• _What is being asked_
Return the entries exactly as they appear.

START Material for the task

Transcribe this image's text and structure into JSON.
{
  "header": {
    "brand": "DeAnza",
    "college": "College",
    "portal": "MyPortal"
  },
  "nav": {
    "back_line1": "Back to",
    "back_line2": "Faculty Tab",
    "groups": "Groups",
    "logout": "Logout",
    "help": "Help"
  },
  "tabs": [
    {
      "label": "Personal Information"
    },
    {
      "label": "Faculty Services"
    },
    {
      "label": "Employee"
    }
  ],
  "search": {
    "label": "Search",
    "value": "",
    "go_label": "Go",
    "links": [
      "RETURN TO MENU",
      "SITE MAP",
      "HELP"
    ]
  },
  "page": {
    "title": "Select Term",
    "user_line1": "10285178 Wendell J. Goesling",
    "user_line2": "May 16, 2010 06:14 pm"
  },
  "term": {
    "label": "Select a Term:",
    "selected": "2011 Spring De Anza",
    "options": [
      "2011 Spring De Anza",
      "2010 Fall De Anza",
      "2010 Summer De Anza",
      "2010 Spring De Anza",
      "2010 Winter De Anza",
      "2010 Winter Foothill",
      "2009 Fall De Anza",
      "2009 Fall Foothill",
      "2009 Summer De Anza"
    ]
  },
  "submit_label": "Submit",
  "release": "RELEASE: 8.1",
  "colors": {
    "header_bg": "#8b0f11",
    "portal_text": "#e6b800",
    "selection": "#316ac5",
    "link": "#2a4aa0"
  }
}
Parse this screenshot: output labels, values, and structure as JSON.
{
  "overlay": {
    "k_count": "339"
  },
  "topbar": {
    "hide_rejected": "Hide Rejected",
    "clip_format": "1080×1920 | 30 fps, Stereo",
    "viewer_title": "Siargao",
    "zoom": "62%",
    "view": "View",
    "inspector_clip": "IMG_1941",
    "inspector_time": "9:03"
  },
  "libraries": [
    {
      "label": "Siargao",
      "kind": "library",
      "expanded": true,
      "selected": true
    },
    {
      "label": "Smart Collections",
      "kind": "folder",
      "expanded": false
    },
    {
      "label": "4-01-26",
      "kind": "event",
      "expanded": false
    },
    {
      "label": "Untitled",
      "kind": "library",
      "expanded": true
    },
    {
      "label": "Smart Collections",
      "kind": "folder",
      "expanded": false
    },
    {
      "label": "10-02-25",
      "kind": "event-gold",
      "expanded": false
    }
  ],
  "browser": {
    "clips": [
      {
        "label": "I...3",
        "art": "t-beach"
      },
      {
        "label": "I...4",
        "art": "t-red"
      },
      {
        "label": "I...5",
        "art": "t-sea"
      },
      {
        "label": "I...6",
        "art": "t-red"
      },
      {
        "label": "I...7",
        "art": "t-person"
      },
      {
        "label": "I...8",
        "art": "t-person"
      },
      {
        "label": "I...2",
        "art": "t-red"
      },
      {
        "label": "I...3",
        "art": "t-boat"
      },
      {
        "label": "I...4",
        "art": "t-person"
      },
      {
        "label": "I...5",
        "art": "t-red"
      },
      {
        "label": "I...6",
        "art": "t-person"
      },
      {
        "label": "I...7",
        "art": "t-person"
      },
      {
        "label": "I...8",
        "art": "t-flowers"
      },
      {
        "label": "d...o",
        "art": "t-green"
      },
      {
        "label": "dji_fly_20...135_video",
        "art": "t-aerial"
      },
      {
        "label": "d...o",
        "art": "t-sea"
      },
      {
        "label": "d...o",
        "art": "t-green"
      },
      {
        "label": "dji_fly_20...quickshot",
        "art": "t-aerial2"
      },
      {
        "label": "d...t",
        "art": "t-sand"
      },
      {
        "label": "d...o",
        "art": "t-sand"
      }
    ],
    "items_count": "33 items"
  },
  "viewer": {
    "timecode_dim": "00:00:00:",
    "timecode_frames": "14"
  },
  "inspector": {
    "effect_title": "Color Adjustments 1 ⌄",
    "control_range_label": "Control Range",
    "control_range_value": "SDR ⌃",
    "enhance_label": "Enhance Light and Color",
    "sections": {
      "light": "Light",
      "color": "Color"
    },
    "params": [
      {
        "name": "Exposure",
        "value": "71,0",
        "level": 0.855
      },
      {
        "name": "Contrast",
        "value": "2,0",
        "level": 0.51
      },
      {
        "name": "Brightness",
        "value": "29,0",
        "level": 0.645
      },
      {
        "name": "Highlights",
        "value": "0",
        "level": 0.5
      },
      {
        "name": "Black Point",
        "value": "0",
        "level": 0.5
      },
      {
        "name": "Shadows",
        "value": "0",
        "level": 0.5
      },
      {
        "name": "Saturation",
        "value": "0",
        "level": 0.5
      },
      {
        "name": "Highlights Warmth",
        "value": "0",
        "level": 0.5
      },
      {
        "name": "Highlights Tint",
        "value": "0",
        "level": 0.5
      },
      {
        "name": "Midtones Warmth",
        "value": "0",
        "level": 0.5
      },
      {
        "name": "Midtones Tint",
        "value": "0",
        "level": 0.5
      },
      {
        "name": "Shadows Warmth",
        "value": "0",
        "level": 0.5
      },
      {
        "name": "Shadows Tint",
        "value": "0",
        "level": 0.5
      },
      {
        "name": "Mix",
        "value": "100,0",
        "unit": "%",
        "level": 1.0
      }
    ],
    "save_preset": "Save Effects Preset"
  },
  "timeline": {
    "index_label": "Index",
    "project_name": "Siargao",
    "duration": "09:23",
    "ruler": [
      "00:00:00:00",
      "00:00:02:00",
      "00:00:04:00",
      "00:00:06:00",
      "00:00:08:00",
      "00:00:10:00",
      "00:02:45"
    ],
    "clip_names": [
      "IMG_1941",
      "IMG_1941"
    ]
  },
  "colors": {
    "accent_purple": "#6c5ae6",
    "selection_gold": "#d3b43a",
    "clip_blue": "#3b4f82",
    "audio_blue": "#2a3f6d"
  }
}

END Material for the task

• _Result for this exercise_
Transcribe this image's text and structure into JSON.
{
  "header": {
    "brand": "DeAnza",
    "college": "College",
    "portal": "MyPortal"
  },
  "nav": {
    "back_line1": "Back to",
    "back_line2": "Faculty Tab",
    "groups": "Groups",
    "logout": "Logout",
    "help": "Help"
  },
  "tabs": [
    {
      "label": "Personal Information"
    },
    {
      "label": "Faculty Services"
    },
    {
      "label": "Employee"
    }
  ],
  "search": {
    "label": "Search",
    "value": "",
    "go_label": "Go",
    "links": [
      "RETURN TO MENU",
      "SITE MAP",
      "HELP"
    ]
  },
  "page": {
    "title": "Select Term",
    "user_line1": "10285178 Wendell J. Goesling",
    "user_line2": "May 16, 2010 06:14 pm"
  },
  "term": {
    "label": "Select a Term:",
    "selected": "2011 Spring De Anza",
    "options": [
      "2011 Spring De Anza",
      "2010 Fall De Anza",
      "2010 Summer De Anza",
      "2010 Spring De Anza",
      "2010 Winter De Anza",
      "2010 Winter Foothill",
      "2009 Fall De Anza",
      "2009 Fall Foothill",
      "2009 Summer De Anza"
    ]
  },
  "submit_label": "Submit",
  "release": "RELEASE: 8.1",
  "colors": {
    "header_bg": "#8b0f11",
    "portal_text": "#e6b800",
    "selection": "#316ac5",
    "link": "#2a4aa0"
  }
}
Parse this screenshot: output labels, values, and structure as JSON.
{
  "overlay": {
    "k_count": "339"
  },
  "topbar": {
    "hide_rejected": "Hide Rejected",
    "clip_format": "1080×1920 | 30 fps, Stereo",
    "viewer_title": "Siargao",
    "zoom": "62%",
    "view": "View",
    "inspector_clip": "IMG_1941",
    "inspector_time": "9:03"
  },
  "libraries": [
    {
      "label": "Siargao",
      "kind": "library",
      "expanded": true,
      "selected": true
    },
    {
      "label": "Smart Collections",
      "kind": "folder",
      "expanded": false
    },
    {
      "label": "4-01-26",
      "kind": "event",
      "expanded": false
    },
    {
      "label": "Untitled",
      "kind": "library",
      "expanded": true
    },
    {
      "label": "Smart Collections",
      "kind": "folder",
      "expanded": false
    },
    {
      "label": "10-02-25",
      "kind": "event-gold",
      "expanded": false
    }
  ],
  "browser": {
    "clips": [
      {
        "label": "I...3",
        "art": "t-beach"
      },
      {
        "label": "I...4",
        "art": "t-red"
      },
      {
        "label": "I...5",
        "art": "t-sea"
      },
      {
        "label": "I...6",
        "art": "t-red"
      },
      {
        "label": "I...7",
        "art": "t-person"
      },
      {
        "label": "I...8",
        "art": "t-person"
      },
      {
        "label": "I...2",
        "art": "t-red"
      },
      {
        "label": "I...3",
        "art": "t-boat"
      },
      {
        "label": "I...4",
        "art": "t-person"
      },
      {
        "label": "I...5",
        "art": "t-red"
      },
      {
        "label": "I...6",
        "art": "t-person"
      },
      {
        "label": "I...7",
        "art": "t-person"
      },
      {
        "label": "I...8",
        "art": "t-flowers"
      },
      {
        "label": "d...o",
        "art": "t-green"
      },
      {
        "label": "dji_fly_20...135_video",
        "art": "t-aerial"
      },
      {
        "label": "d...o",
        "art": "t-sea"
      },
      {
        "label": "d...o",
        "art": "t-green"
      },
      {
        "label": "dji_fly_20...quickshot",
        "art": "t-aerial2"
      },
      {
        "label": "d...t",
        "art": "t-sand"
      },
      {
        "label": "d...o",
        "art": "t-sand"
      }
    ],
    "items_count": "33 items"
  },
  "viewer": {
    "timecode_dim": "00:00:00:",
    "timecode_frames": "14"
  },
  "inspector": {
    "effect_title": "Color Adjustments 1 ⌄",
    "control_range_label": "Control Range",
    "control_range_value": "SDR ⌃",
    "enhance_label": "Enhance Light and Color",
    "sections": {
      "light": "Light",
      "color": "Color"
    },
    "params": [
      {
        "name": "Exposure",
        "value": "71,0",
        "level": 0.855
      },
      {
        "name": "Contrast",
        "value": "2,0",
        "level": 0.51
      },
      {
        "name": "Brightness",
        "value": "29,0",
        "level": 0.645
      },
      {
        "name": "Highlights",
        "value": "0",
        "level": 0.5
      },
      {
        "name": "Black Point",
        "value": "0",
        "level": 0.5
      },
      {
        "name": "Shadows",
        "value": "0",
        "level": 0.5
      },
      {
        "name": "Saturation",
        "value": "0",
        "level": 0.5
      },
      {
        "name": "Highlights Warmth",
        "value": "0",
        "level": 0.5
      },
      {
        "name": "Highlights Tint",
        "value": "0",
        "level": 0.5
      },
      {
        "name": "Midtones Warmth",
        "value": "0",
        "level": 0.5
      },
      {
        "name": "Midtones Tint",
        "value": "0",
        "level": 0.5
      },
      {
        "name": "Shadows Warmth",
        "value": "0",
        "level": 0.5
      },
      {
        "name": "Shadows Tint",
        "value": "0",
        "level": 0.5
      },
      {
        "name": "Mix",
        "value": "100,0",
        "unit": "%",
        "level": 1.0
      }
    ],
    "save_preset": "Save Effects Preset"
  },
  "timeline": {
    "index_label": "Index",
    "project_name": "Siargao",
    "duration": "09:23",
    "ruler": [
      "00:00:00:00",
      "00:00:02:00",
      "00:00:04:00",
      "00:00:06:00",
      "00:00:08:00",
      "00:00:10:00",
      "00:02:45"
    ],
    "clip_names": [
      "IMG_1941",
      "IMG_1941"
    ]
  },
  "colors": {
    "accent_purple": "#6c5ae6",
    "selection_gold": "#d3b43a",
    "clip_blue": "#3b4f82",
    "audio_blue": "#2a3f6d"
  }
}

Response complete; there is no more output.